- **EXERCISE**
The output should be limited to the line holding "What's the underlying" and the lines after it through the end of the entries, each restated exactly.

(Entries from a dataset of interfaces)
++++++

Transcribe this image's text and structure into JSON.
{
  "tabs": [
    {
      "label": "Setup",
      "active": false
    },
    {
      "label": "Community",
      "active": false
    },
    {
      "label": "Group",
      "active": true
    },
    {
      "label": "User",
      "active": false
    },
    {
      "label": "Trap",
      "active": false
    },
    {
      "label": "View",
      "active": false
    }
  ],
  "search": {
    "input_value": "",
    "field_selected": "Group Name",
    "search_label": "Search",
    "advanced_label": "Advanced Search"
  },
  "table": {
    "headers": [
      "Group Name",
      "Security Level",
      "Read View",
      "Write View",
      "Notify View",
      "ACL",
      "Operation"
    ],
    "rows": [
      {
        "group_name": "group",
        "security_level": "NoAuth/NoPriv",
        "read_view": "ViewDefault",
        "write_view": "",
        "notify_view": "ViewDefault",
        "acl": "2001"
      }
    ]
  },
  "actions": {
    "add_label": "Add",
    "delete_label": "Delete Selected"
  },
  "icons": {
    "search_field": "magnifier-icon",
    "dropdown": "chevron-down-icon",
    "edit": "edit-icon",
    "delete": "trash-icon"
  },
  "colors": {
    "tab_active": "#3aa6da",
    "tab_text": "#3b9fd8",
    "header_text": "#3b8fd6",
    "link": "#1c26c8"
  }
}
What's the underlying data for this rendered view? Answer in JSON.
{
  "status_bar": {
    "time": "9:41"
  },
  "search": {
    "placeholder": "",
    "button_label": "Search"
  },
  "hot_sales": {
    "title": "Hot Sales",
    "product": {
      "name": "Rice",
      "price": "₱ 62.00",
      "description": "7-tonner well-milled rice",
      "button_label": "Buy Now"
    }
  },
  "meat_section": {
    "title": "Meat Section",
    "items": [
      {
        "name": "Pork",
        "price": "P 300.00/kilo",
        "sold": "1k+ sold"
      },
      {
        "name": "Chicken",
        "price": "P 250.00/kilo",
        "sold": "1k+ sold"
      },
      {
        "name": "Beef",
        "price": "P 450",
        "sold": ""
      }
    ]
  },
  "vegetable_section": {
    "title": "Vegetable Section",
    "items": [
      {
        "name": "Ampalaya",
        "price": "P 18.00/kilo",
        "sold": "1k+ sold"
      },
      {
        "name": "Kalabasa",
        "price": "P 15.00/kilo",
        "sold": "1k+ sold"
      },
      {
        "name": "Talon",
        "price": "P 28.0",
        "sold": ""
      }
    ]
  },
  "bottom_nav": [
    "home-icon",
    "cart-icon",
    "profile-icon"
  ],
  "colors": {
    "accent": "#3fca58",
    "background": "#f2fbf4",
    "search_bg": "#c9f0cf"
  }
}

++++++

- **TASK ANSWER**
What's the underlying data for this rendered view? Answer in JSON.
{
  "status_bar": {
    "time": "9:41"
  },
  "search": {
    "placeholder": "",
    "button_label": "Search"
  },
  "hot_sales": {
    "title": "Hot Sales",
    "product": {
      "name": "Rice",
      "price": "₱ 62.00",
      "description": "7-tonner well-milled rice",
      "button_label": "Buy Now"
    }
  },
  "meat_section": {
    "title": "Meat Section",
    "items": [
      {
        "name": "Pork",
        "price": "P 300.00/kilo",
        "sold": "1k+ sold"
      },
      {
        "name": "Chicken",
        "price": "P 250.00/kilo",
        "sold": "1k+ sold"
      },
      {
        "name": "Beef",
        "price": "P 450",
        "sold": ""
      }
    ]
  },
  "vegetable_section": {
    "title": "Vegetable Section",
    "items": [
      {
        "name": "Ampalaya",
        "price": "P 18.00/kilo",
        "sold": "1k+ sold"
      },
      {
        "name": "Kalabasa",
        "price": "P 15.00/kilo",
        "sold": "1k+ sold"
      },
      {
        "name": "Talon",
        "price": "P 28.0",
        "sold": ""
      }
    ]
  },
  "bottom_nav": [
    "home-icon",
    "cart-icon",
    "profile-icon"
  ],
  "colors": {
    "accent": "#3fca58",
    "background": "#f2fbf4",
    "search_bg": "#c9f0cf"
  }
}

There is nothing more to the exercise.